* **Exercise details**
Count the lines below that contain the word "title", and give only that number.

* **Listed records**
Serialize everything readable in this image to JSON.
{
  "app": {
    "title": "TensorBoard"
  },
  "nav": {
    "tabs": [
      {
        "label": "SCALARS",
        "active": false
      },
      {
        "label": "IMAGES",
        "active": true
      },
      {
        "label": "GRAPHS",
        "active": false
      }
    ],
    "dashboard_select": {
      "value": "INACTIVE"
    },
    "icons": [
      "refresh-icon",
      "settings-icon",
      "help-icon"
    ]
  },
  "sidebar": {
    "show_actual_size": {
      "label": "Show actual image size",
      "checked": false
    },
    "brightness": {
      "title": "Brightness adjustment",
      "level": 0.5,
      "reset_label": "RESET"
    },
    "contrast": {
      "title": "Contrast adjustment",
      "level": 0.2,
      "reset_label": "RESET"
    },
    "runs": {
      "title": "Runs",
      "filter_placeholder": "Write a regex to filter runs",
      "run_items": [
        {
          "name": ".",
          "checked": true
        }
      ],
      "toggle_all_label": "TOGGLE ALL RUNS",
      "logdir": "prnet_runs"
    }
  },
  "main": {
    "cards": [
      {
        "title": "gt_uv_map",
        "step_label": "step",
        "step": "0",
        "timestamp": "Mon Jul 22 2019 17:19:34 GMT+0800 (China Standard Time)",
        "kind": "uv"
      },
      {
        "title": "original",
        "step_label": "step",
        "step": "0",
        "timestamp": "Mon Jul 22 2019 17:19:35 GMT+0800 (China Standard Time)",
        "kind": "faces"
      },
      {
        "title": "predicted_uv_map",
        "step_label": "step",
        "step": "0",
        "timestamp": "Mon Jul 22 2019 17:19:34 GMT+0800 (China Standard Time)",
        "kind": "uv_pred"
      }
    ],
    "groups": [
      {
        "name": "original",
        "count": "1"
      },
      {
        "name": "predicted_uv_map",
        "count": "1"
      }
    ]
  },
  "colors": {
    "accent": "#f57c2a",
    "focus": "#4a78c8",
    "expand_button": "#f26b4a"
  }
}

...

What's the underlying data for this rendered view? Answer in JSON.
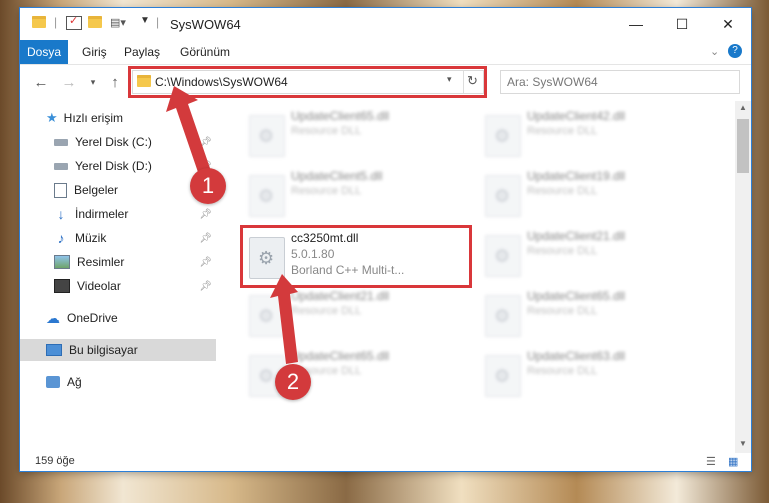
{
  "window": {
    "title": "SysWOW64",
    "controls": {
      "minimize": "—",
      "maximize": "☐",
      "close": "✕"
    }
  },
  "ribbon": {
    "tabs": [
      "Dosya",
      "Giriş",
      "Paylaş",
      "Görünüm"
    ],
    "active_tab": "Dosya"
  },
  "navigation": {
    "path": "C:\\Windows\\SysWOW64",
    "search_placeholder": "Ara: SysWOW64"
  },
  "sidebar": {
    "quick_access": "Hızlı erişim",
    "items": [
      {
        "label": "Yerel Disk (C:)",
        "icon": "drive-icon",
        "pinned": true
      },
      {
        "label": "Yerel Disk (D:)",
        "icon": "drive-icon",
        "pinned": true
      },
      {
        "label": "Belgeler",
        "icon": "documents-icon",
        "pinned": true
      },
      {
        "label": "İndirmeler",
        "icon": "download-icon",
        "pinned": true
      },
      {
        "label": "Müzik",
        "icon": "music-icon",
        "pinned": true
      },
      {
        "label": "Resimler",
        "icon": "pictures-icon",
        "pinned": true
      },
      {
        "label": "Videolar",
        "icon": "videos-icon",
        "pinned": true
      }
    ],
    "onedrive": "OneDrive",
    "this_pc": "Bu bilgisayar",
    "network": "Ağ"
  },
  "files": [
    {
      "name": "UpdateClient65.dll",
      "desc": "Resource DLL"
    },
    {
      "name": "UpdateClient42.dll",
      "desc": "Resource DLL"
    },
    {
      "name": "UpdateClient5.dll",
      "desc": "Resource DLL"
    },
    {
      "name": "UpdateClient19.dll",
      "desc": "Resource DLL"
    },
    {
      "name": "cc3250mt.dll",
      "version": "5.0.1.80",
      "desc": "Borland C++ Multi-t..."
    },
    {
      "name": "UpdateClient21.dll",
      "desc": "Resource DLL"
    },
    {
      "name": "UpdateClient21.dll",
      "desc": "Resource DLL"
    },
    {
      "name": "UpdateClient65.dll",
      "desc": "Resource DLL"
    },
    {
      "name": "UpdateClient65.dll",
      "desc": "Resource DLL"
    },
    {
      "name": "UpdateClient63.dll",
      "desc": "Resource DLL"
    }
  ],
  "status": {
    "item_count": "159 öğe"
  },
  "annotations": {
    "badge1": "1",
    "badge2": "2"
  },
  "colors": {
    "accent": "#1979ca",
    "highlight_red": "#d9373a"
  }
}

* **Solution**
8